GSA Annual Meeting in Phoenix, Arizona, USA - 2019

Paper No. 39-10
Presentation Time: 9:00 AM-5:30 PM


NEWTON, Taylor S., Department of Geosciences, Texas Tech University, LUBBOCK, TX 79409 and HETHERINGTON, Callum J., Department of Geosciences, Texas Tech University, Lubbock, TX 79409

Orbicular structures are classically defined as concentrically zoned, spheroidal to sub-spheroidal textures that grow in igneous systems and commonly contain mineralogically distinct layers. The Goldie lamprophyre is an early Cambrian syenitic lamprophyre dike of the McClure Mountain-Iron Mountain alkaline complex in South-Central Colorado which, in at least one outcrop, contains three textural variants that include porphyritic, banded phase, and spheroidal to sub-spheroidal features that were originally described as orbicular. The textural variants of the lamprophyre are described using optical and electron microscopy, textural relationships are constrained by EBSD, and rock and mineral compositions are used to establish relationships between texture-variants and the suite of lamprophyre dikes mapped in the area.

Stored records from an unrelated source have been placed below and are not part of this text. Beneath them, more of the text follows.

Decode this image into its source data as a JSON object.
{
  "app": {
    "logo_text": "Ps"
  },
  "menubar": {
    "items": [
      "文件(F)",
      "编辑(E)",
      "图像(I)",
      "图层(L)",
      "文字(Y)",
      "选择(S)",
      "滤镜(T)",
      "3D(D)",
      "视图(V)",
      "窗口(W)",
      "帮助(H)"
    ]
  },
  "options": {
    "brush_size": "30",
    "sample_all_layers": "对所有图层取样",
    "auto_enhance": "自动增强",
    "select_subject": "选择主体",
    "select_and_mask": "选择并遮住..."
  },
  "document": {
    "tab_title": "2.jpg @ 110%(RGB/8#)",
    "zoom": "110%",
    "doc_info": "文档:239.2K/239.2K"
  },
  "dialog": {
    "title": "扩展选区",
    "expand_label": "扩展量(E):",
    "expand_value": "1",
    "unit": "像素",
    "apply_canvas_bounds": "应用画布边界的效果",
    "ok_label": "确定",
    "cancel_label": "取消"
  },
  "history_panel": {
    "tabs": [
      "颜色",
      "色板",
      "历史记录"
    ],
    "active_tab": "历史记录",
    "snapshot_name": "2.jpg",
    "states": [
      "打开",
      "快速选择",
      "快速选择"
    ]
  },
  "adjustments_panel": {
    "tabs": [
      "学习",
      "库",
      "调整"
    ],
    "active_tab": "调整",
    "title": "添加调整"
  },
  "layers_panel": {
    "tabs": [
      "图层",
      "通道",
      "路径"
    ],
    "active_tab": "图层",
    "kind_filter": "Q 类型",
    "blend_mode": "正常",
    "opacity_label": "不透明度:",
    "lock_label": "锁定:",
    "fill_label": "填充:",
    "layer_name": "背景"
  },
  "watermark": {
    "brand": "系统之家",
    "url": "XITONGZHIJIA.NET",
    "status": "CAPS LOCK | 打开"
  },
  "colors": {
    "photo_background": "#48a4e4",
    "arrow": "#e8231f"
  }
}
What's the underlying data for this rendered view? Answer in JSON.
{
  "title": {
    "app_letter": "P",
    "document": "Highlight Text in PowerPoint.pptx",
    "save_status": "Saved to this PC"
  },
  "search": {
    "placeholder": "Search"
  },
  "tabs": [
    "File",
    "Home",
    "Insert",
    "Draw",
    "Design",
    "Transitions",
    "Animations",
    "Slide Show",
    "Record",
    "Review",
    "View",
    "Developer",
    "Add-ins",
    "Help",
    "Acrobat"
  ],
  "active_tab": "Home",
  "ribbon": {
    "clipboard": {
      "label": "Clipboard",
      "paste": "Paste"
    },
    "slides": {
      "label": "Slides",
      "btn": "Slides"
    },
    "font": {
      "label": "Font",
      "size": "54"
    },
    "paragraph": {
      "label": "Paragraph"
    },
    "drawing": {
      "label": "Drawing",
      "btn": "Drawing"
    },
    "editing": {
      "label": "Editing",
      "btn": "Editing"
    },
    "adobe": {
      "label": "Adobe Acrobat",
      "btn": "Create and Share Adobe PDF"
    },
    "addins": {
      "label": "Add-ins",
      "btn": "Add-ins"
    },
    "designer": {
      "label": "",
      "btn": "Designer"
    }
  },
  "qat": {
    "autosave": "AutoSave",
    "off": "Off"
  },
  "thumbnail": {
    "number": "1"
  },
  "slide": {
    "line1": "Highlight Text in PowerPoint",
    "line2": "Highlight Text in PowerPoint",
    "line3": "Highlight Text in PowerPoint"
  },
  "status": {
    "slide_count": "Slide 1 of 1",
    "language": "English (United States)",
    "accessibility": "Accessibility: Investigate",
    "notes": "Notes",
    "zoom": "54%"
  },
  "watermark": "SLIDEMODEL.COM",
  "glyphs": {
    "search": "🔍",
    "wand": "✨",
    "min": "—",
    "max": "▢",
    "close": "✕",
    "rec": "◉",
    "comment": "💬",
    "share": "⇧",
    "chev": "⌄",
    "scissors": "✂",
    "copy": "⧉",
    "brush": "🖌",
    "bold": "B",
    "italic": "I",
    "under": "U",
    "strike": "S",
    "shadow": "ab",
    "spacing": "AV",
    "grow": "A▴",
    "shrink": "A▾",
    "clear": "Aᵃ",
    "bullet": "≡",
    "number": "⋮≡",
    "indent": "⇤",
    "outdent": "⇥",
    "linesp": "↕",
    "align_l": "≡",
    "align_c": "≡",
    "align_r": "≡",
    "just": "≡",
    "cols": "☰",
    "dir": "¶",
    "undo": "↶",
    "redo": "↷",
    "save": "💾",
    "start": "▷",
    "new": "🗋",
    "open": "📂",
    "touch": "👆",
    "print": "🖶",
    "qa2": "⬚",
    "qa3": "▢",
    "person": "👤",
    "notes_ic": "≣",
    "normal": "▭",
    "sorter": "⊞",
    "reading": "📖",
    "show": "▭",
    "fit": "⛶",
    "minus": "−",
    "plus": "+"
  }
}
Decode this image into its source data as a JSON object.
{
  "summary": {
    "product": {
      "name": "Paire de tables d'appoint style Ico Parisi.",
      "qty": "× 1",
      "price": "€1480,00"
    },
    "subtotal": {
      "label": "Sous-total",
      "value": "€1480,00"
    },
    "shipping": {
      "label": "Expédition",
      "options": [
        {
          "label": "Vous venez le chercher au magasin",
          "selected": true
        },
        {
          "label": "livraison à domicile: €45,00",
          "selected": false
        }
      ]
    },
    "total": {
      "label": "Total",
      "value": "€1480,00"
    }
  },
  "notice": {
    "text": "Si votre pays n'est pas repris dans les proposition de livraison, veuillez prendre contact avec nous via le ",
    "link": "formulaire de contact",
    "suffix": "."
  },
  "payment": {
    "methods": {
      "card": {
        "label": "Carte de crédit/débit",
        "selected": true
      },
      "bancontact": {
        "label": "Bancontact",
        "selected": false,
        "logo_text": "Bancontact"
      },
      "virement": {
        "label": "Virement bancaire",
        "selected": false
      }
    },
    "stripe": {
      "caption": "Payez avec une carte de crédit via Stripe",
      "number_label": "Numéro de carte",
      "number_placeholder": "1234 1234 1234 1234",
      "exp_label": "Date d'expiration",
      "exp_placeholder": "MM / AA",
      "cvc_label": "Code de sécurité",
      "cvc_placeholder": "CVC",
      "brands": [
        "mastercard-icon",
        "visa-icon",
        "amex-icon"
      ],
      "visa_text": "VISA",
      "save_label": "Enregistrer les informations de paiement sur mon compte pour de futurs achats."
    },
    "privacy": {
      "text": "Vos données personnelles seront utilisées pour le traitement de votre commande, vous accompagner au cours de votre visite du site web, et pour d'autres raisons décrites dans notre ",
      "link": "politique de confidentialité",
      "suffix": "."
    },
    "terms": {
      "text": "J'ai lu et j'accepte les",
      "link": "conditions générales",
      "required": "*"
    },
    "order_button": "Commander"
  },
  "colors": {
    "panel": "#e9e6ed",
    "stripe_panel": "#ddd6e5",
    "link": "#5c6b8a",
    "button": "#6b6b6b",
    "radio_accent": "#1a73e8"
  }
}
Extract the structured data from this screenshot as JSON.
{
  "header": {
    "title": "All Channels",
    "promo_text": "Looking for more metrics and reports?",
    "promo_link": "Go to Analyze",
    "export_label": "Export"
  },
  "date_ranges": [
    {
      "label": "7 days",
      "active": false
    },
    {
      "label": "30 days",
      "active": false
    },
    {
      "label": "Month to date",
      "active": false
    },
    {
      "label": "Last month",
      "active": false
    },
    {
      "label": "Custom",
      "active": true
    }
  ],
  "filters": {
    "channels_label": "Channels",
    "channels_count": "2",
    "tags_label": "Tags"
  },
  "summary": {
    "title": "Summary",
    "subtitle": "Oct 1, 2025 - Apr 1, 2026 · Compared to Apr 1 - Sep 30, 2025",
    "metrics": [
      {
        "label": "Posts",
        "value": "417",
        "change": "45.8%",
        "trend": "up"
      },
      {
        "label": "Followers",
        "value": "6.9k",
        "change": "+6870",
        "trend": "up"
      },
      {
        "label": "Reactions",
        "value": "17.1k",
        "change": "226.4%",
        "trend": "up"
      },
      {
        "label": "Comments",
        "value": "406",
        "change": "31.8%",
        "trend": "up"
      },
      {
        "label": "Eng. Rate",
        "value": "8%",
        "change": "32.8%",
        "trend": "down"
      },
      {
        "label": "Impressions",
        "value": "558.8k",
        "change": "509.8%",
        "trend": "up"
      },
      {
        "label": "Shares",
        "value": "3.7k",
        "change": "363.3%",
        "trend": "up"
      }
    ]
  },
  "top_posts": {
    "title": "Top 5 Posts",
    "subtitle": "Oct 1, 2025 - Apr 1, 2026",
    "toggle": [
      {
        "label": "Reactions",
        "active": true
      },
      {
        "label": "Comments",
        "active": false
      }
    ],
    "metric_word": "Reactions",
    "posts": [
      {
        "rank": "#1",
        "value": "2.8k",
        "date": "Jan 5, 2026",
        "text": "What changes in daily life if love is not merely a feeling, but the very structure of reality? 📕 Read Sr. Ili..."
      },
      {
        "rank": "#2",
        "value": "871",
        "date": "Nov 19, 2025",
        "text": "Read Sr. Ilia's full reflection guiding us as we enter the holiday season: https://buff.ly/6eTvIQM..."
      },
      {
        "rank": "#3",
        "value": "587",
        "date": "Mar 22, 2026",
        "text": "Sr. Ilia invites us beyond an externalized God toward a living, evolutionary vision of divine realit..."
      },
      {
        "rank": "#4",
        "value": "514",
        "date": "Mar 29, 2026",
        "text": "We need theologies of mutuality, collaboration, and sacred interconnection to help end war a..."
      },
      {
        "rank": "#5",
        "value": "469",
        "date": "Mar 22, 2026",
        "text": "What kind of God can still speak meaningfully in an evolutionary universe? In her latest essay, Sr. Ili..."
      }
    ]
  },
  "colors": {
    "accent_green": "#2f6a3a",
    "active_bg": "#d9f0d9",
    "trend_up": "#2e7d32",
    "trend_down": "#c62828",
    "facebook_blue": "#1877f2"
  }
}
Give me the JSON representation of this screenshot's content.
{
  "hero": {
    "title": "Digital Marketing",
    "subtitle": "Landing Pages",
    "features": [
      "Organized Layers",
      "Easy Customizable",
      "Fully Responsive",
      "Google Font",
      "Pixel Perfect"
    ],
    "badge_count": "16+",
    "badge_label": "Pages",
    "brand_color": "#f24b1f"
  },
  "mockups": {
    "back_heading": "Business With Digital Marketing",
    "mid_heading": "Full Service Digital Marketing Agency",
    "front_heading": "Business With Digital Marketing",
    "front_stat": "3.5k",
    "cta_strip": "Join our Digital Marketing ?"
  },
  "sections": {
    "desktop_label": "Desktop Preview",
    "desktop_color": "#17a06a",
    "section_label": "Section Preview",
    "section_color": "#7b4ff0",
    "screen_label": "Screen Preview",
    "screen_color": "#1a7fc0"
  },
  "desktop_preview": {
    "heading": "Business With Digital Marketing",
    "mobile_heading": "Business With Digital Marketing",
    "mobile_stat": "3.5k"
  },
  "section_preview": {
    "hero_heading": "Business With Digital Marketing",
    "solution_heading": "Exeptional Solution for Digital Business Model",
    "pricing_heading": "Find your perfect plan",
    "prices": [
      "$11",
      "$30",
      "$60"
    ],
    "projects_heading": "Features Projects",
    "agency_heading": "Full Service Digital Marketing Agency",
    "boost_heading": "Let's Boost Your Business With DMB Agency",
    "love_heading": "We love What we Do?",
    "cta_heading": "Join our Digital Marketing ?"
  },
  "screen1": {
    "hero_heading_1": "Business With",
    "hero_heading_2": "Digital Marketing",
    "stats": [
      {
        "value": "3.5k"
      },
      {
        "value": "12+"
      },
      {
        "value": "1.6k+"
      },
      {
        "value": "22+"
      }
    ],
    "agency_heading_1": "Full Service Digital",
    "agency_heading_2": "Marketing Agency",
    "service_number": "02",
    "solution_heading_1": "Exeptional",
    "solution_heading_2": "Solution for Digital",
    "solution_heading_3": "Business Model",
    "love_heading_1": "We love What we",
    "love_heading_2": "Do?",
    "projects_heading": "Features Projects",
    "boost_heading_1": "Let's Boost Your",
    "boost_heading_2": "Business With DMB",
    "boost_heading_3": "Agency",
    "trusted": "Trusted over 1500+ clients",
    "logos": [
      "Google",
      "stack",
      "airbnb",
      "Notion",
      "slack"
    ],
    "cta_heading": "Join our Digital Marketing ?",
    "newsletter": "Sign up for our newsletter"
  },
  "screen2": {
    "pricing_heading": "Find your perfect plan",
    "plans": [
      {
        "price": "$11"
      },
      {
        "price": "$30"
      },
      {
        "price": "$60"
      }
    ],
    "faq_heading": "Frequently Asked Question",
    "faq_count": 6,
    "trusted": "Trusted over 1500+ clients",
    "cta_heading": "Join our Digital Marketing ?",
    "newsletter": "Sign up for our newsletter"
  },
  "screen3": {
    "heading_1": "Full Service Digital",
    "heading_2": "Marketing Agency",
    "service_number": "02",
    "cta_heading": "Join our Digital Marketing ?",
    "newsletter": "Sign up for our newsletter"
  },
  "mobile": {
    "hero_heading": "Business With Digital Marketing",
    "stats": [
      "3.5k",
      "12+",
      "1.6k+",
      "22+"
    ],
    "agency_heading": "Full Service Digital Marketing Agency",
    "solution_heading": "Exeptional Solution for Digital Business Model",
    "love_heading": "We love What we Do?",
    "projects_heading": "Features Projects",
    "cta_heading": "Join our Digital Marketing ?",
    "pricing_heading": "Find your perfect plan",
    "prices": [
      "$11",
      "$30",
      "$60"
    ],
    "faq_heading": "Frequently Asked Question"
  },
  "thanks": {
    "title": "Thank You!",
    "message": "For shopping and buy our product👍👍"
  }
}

The lamprophyre host is a grey, fine-grained rock with plagioclase and sanidine phenocrysts that occur as tabular, 0.5-3 cm long single crystals, or, glomerocrystic splays of lath-like crystals. The spherical textures do not to express radial crystal growth, but they are commonly concentrically zoned and many have shells with several commonalities that include: a light-colored gradational boundary around the mantle marked by an increase in grain size; a finely laminated aphanitic layer with a dark rim marked by a high abundance of oxide phases; and a rim that is gray in color with a gradational boundary into surrounding lamprophyre. It is common to see inclusions of the tabular plagioclase and sanidine phenocrysts in the spherical textures. The spherical structures range in diameter from between 5 and 65 mm. Although they do not express the typical radial-crystal growth patterns commonly attributed to orbicular textures, their concentric zoning suggests sequential growth from core to rim or vice-versa. Some examples are distorted and slightly elongate, and the inclusions of plagioclase and sanidine laths suggest that the spherical structures may represent a second magma that was mixed with the lamprophyre. Observations made on field relationships between the outcrop and adjacent lamprophyre dikes suggest that intrusive geometries suitable for mixing to occur may be present.